To address [the nostalgia] question—likely to be raised about any account critical of the modern project—one should probably begin by clarifying what nostalgia is ordinarily taken to mean, and what its conceptual premises are. The longing for a past plenitude, as indeed the supposition that it had once existed, rests on two closely related assumptions: first, that historical time is linear rather than cyclical, monochrome in its forward motion rather than recursive and imbued with various kinds of “higher time” or spikes of semantic intensity. For it is this premise that sanctions the axiom of “loss” without which there could not be any nostalgic affect. Second, nostalgia implies that our relationship to the past is one of disaffection, even terminal estrangement, a premise borne out by the self-certifying affect of “longing” at the heart of nostalgia. Yet precisely these premises also show nostalgia to be a distinctively modern phenomenon inasmuch as it acquiesces in the modern (historicist) view of time as a monochrome vector pointing toward the future, which renders the past as strictly passé, that is, as sheer inventory to be, perhaps, objectively known but most definitely incapable of signifying for (let alone transforming) us.

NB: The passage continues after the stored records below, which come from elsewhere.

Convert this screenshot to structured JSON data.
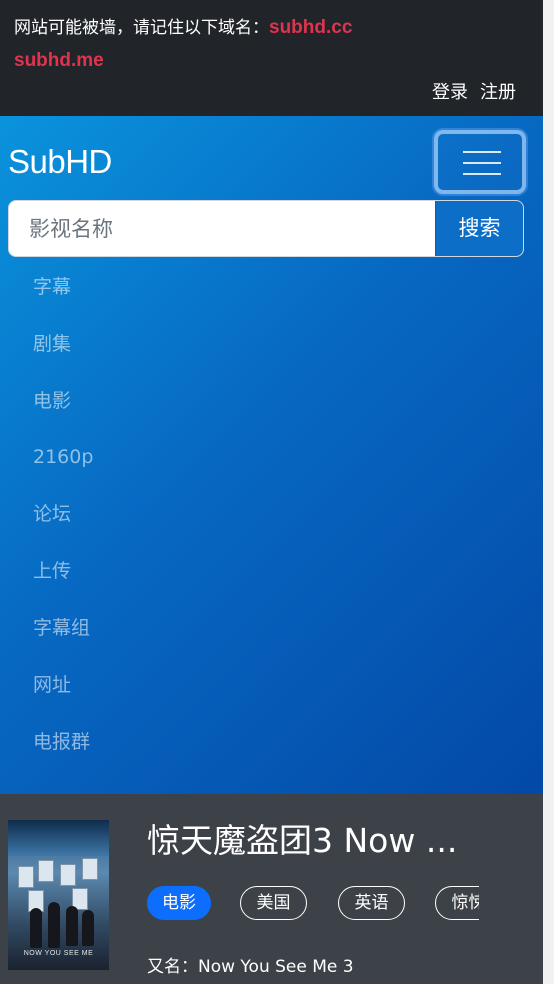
{
  "notice": {
    "message": "网站可能被墙，请记住以下域名：",
    "domain_primary": "subhd.cc",
    "domain_secondary": "subhd.me"
  },
  "auth": {
    "login": "登录",
    "register": "注册"
  },
  "navbar": {
    "brand": "SubHD",
    "toggler_icon": "hamburger-menu-icon",
    "search": {
      "placeholder": "影视名称",
      "button": "搜索"
    },
    "items": [
      {
        "label": "字幕"
      },
      {
        "label": "剧集"
      },
      {
        "label": "电影"
      },
      {
        "label": "2160p"
      },
      {
        "label": "论坛"
      },
      {
        "label": "上传"
      },
      {
        "label": "字幕组"
      },
      {
        "label": "网址"
      },
      {
        "label": "电报群"
      }
    ]
  },
  "movie": {
    "title": "惊天魔盗团3 Now ...",
    "poster_text": "NOW YOU SEE ME",
    "tags": [
      "电影",
      "美国",
      "英语",
      "惊悚"
    ],
    "aka": "又名：Now You See Me 3"
  },
  "colors": {
    "notice_bg": "#212529",
    "domain_red": "#e0334d",
    "nav_gradient_start": "#0a93dc",
    "nav_gradient_end": "#0349a6",
    "search_button": "#0d6ec7",
    "content_bg": "#3d4148",
    "tag_primary": "#0d6efd"
  }
}
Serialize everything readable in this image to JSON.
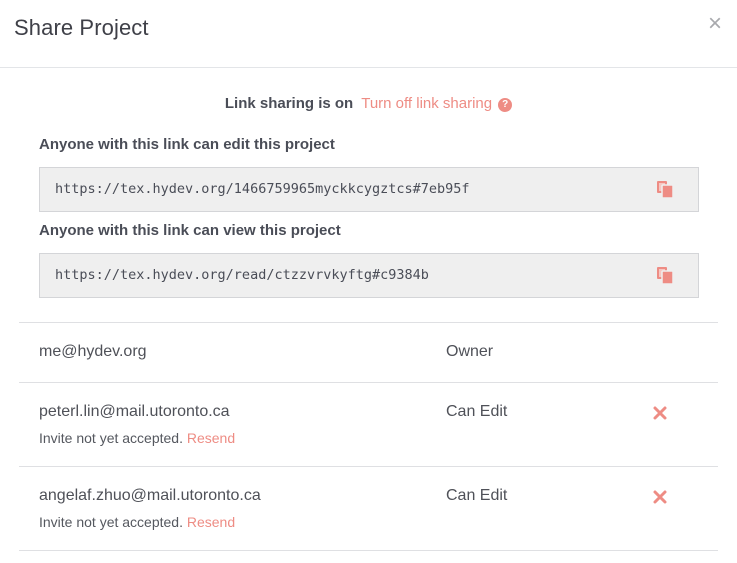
{
  "header": {
    "title": "Share Project",
    "close_glyph": "×"
  },
  "link_sharing": {
    "status": "Link sharing is on",
    "toggle_label": "Turn off link sharing",
    "help_glyph": "?",
    "accent_color": "#ee8c84"
  },
  "edit_link": {
    "label": "Anyone with this link can edit this project",
    "url": "https://tex.hydev.org/1466759965myckkcygztcs#7eb95f",
    "copy_icon": "copy-icon"
  },
  "view_link": {
    "label": "Anyone with this link can view this project",
    "url": "https://tex.hydev.org/read/ctzzvrvkyftg#c9384b",
    "copy_icon": "copy-icon"
  },
  "members": [
    {
      "email": "me@hydev.org",
      "role": "Owner"
    },
    {
      "email": "peterl.lin@mail.utoronto.ca",
      "role": "Can Edit",
      "note": "Invite not yet accepted.",
      "action": "Resend",
      "remove_icon": "remove-icon"
    },
    {
      "email": "angelaf.zhuo@mail.utoronto.ca",
      "role": "Can Edit",
      "note": "Invite not yet accepted.",
      "action": "Resend",
      "remove_icon": "remove-icon"
    }
  ]
}
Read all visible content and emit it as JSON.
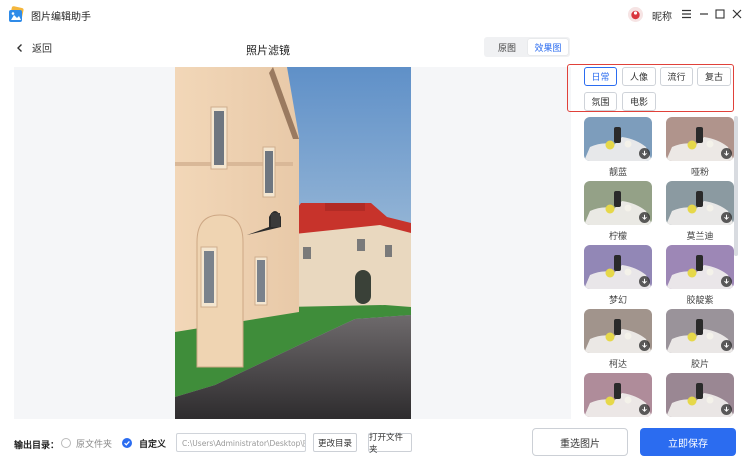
{
  "app": {
    "title": "图片编辑助手",
    "nickname": "昵称"
  },
  "header": {
    "back_label": "返回",
    "page_title": "照片滤镜",
    "view_tabs": [
      "原图",
      "效果图"
    ],
    "active_view": "效果图"
  },
  "categories": [
    "日常",
    "人像",
    "流行",
    "复古",
    "氛围",
    "电影"
  ],
  "active_category": "日常",
  "filters": [
    {
      "name": "靓蓝",
      "tint": "#8fb3d6"
    },
    {
      "name": "哑粉",
      "tint": "#c9a9a0"
    },
    {
      "name": "柠檬",
      "tint": "#a9b89a"
    },
    {
      "name": "莫兰迪",
      "tint": "#9fb0b8"
    },
    {
      "name": "梦幻",
      "tint": "#a79ad0"
    },
    {
      "name": "胶靛紫",
      "tint": "#b39ad0"
    },
    {
      "name": "柯达",
      "tint": "#b8a9a0"
    },
    {
      "name": "胶片",
      "tint": "#b0a8b0"
    },
    {
      "name": "",
      "tint": "#c8a0b0"
    },
    {
      "name": "",
      "tint": "#b09aa8"
    }
  ],
  "output": {
    "label": "输出目录：",
    "option_original": "原文件夹",
    "option_custom": "自定义",
    "selected": "自定义",
    "path": "C:\\Users\\Administrator\\Desktop\\图",
    "change_dir_label": "更改目录",
    "open_folder_label": "打开文件夹"
  },
  "actions": {
    "reselect_label": "重选图片",
    "save_label": "立即保存"
  },
  "colors": {
    "accent": "#2b6cf0",
    "highlight_border": "#e0413a"
  }
}
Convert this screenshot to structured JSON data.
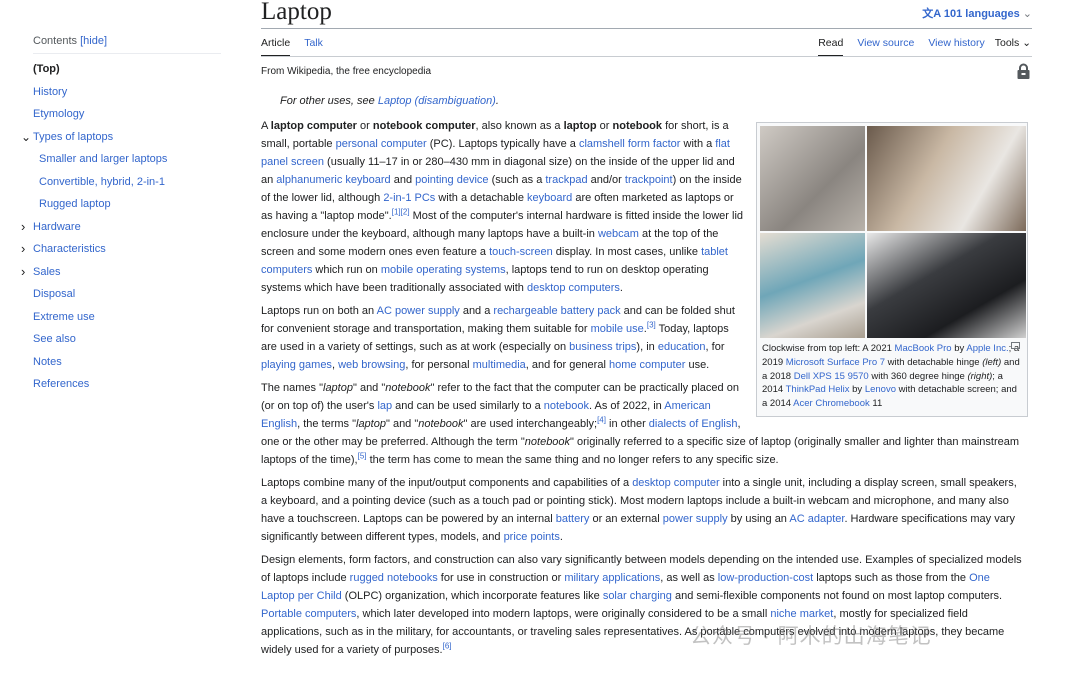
{
  "toc": {
    "heading": "Contents",
    "hide": "[hide]",
    "items": [
      {
        "label": "(Top)",
        "level": 0,
        "top": true
      },
      {
        "label": "History",
        "level": 0
      },
      {
        "label": "Etymology",
        "level": 0
      },
      {
        "label": "Types of laptops",
        "level": 0,
        "chevron": "chevron-down"
      },
      {
        "label": "Smaller and larger laptops",
        "level": 1
      },
      {
        "label": "Convertible, hybrid, 2-in-1",
        "level": 1
      },
      {
        "label": "Rugged laptop",
        "level": 1
      },
      {
        "label": "Hardware",
        "level": 0,
        "chevron": "chevron-right"
      },
      {
        "label": "Characteristics",
        "level": 0,
        "chevron": "chevron-right"
      },
      {
        "label": "Sales",
        "level": 0,
        "chevron": "chevron-right"
      },
      {
        "label": "Disposal",
        "level": 0
      },
      {
        "label": "Extreme use",
        "level": 0
      },
      {
        "label": "See also",
        "level": 0
      },
      {
        "label": "Notes",
        "level": 0
      },
      {
        "label": "References",
        "level": 0
      }
    ]
  },
  "header": {
    "title": "Laptop",
    "languages": "101 languages",
    "tabs_left": [
      "Article",
      "Talk"
    ],
    "tabs_right": [
      "Read",
      "View source",
      "View history",
      "Tools"
    ],
    "from": "From Wikipedia, the free encyclopedia"
  },
  "hatnote": {
    "text": "For other uses, see ",
    "link": "Laptop (disambiguation)",
    "end": "."
  },
  "infobox": {
    "caption": [
      "Clockwise from top left: A 2021 ",
      {
        "l": "MacBook Pro"
      },
      " by ",
      {
        "l": "Apple Inc."
      },
      "; a 2019 ",
      {
        "l": "Microsoft Surface Pro 7"
      },
      " with detachable hinge ",
      {
        "i": "(left)"
      },
      " and a 2018 ",
      {
        "l": "Dell XPS 15 9570"
      },
      " with 360 degree hinge ",
      {
        "i": "(right)"
      },
      "; a 2014 ",
      {
        "l": "ThinkPad Helix"
      },
      " by ",
      {
        "l": "Lenovo"
      },
      " with detachable screen; and a 2014 ",
      {
        "l": "Acer Chromebook"
      },
      " 11"
    ]
  },
  "paragraphs": [
    [
      "A ",
      {
        "b": "laptop computer"
      },
      " or ",
      {
        "b": "notebook computer"
      },
      ", also known as a ",
      {
        "b": "laptop"
      },
      " or ",
      {
        "b": "notebook"
      },
      " for short, is a small, portable ",
      {
        "l": "personal computer"
      },
      " (PC). Laptops typically have a ",
      {
        "l": "clamshell form factor"
      },
      " with a ",
      {
        "l": "flat panel screen"
      },
      " (usually 11–17 in or 280–430 mm in diagonal size) on the inside of the upper lid and an ",
      {
        "l": "alphanumeric keyboard"
      },
      " and ",
      {
        "l": "pointing device"
      },
      " (such as a ",
      {
        "l": "trackpad"
      },
      " and/or ",
      {
        "l": "trackpoint"
      },
      ") on the inside of the lower lid, although ",
      {
        "l": "2-in-1 PCs"
      },
      " with a detachable ",
      {
        "l": "keyboard"
      },
      " are often marketed as laptops or as having a \"laptop mode\".",
      {
        "s": "[1]"
      },
      {
        "s": "[2]"
      },
      " Most of the computer's internal hardware is fitted inside the lower lid enclosure under the keyboard, although many laptops have a built-in ",
      {
        "l": "webcam"
      },
      " at the top of the screen and some modern ones even feature a ",
      {
        "l": "touch-screen"
      },
      " display. In most cases, unlike ",
      {
        "l": "tablet computers"
      },
      " which run on ",
      {
        "l": "mobile operating systems"
      },
      ", laptops tend to run on desktop operating systems which have been traditionally associated with ",
      {
        "l": "desktop computers"
      },
      "."
    ],
    [
      "Laptops run on both an ",
      {
        "l": "AC power supply"
      },
      " and a ",
      {
        "l": "rechargeable battery pack"
      },
      " and can be folded shut for convenient storage and transportation, making them suitable for ",
      {
        "l": "mobile use"
      },
      ".",
      {
        "s": "[3]"
      },
      " Today, laptops are used in a variety of settings, such as at work (especially on ",
      {
        "l": "business trips"
      },
      "), in ",
      {
        "l": "education"
      },
      ", for ",
      {
        "l": "playing games"
      },
      ", ",
      {
        "l": "web browsing"
      },
      ", for personal ",
      {
        "l": "multimedia"
      },
      ", and for general ",
      {
        "l": "home computer"
      },
      " use."
    ],
    [
      "The names \"",
      {
        "i": "laptop"
      },
      "\" and \"",
      {
        "i": "notebook"
      },
      "\" refer to the fact that the computer can be practically placed on (or on top of) the user's ",
      {
        "l": "lap"
      },
      " and can be used similarly to a ",
      {
        "l": "notebook"
      },
      ". As of 2022, in ",
      {
        "l": "American English"
      },
      ", the terms \"",
      {
        "i": "laptop"
      },
      "\" and \"",
      {
        "i": "notebook"
      },
      "\" are used interchangeably;",
      {
        "s": "[4]"
      },
      " in other ",
      {
        "l": "dialects of English"
      },
      ", one or the other may be preferred. Although the term \"",
      {
        "i": "notebook"
      },
      "\" originally referred to a specific size of laptop (originally smaller and lighter than mainstream laptops of the time),",
      {
        "s": "[5]"
      },
      " the term has come to mean the same thing and no longer refers to any specific size."
    ],
    [
      "Laptops combine many of the input/output components and capabilities of a ",
      {
        "l": "desktop computer"
      },
      " into a single unit, including a display screen, small speakers, a keyboard, and a pointing device (such as a touch pad or pointing stick). Most modern laptops include a built-in webcam and microphone, and many also have a touchscreen. Laptops can be powered by an internal ",
      {
        "l": "battery"
      },
      " or an external ",
      {
        "l": "power supply"
      },
      " by using an ",
      {
        "l": "AC adapter"
      },
      ". Hardware specifications may vary significantly between different types, models, and ",
      {
        "l": "price points"
      },
      "."
    ],
    [
      "Design elements, form factors, and construction can also vary significantly between models depending on the intended use. Examples of specialized models of laptops include ",
      {
        "l": "rugged notebooks"
      },
      " for use in construction or ",
      {
        "l": "military applications"
      },
      ", as well as ",
      {
        "l": "low-production-cost"
      },
      " laptops such as those from the ",
      {
        "l": "One Laptop per Child"
      },
      " (OLPC) organization, which incorporate features like ",
      {
        "l": "solar charging"
      },
      " and semi-flexible components not found on most laptop computers. ",
      {
        "l": "Portable computers"
      },
      ", which later developed into modern laptops, were originally considered to be a small ",
      {
        "l": "niche market"
      },
      ", mostly for specialized field applications, such as in the military, for accountants, or traveling sales representatives. As portable computers evolved into modern laptops, they became widely used for a variety of purposes.",
      {
        "s": "[6]"
      }
    ]
  ],
  "watermark": "公众号 · 阿木的出海笔记",
  "colors": {
    "link": "#3366cc",
    "text": "#202122"
  }
}
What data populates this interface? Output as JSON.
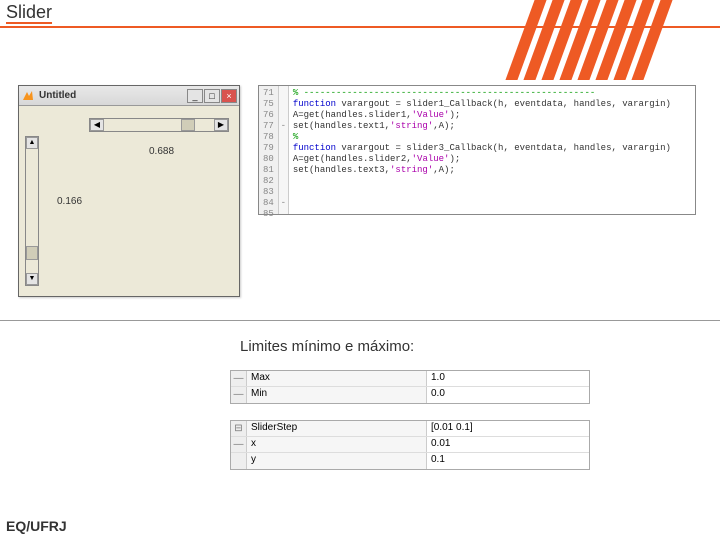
{
  "header": {
    "title": "Slider"
  },
  "window": {
    "title": "Untitled",
    "value_h": "0.688",
    "value_v": "0.166"
  },
  "code": {
    "lines": [
      71,
      75,
      76,
      77,
      78,
      79,
      80,
      81,
      82,
      83,
      84,
      85
    ],
    "marks": [
      "",
      "",
      "",
      "-",
      "",
      "",
      "",
      "",
      "",
      "",
      "-",
      ""
    ],
    "text": [
      {
        "t": "% ------------------------------------------------------",
        "c": "cm"
      },
      {
        "t": "function varargout = slider1_Callback(h, eventdata, handles, varargin)",
        "c": "kw"
      },
      {
        "t": "",
        "c": ""
      },
      {
        "t": "A=get(handles.slider1,'Value');",
        "c": ""
      },
      {
        "t": "set(handles.text1,'string',A);",
        "c": ""
      },
      {
        "t": "",
        "c": ""
      },
      {
        "t": "",
        "c": ""
      },
      {
        "t": "%",
        "c": "cm"
      },
      {
        "t": "function varargout = slider3_Callback(h, eventdata, handles, varargin)",
        "c": "kw"
      },
      {
        "t": "",
        "c": ""
      },
      {
        "t": "A=get(handles.slider2,'Value');",
        "c": ""
      },
      {
        "t": "set(handles.text3,'string',A);",
        "c": ""
      }
    ]
  },
  "limits_label": "Limites mínimo e máximo:",
  "props1": [
    {
      "exp": "—",
      "label": "Max",
      "value": "1.0"
    },
    {
      "exp": "—",
      "label": "Min",
      "value": "0.0"
    }
  ],
  "props2": [
    {
      "exp": "⊟",
      "label": "SliderStep",
      "value": "[0.01 0.1]"
    },
    {
      "exp": "—",
      "label": "x",
      "value": "0.01"
    },
    {
      "exp": "",
      "label": "y",
      "value": "0.1"
    }
  ],
  "footer": "EQ/UFRJ"
}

Thomas Pfau, Minding the Modern, as quoted in Matthew Milliner’s excellent review.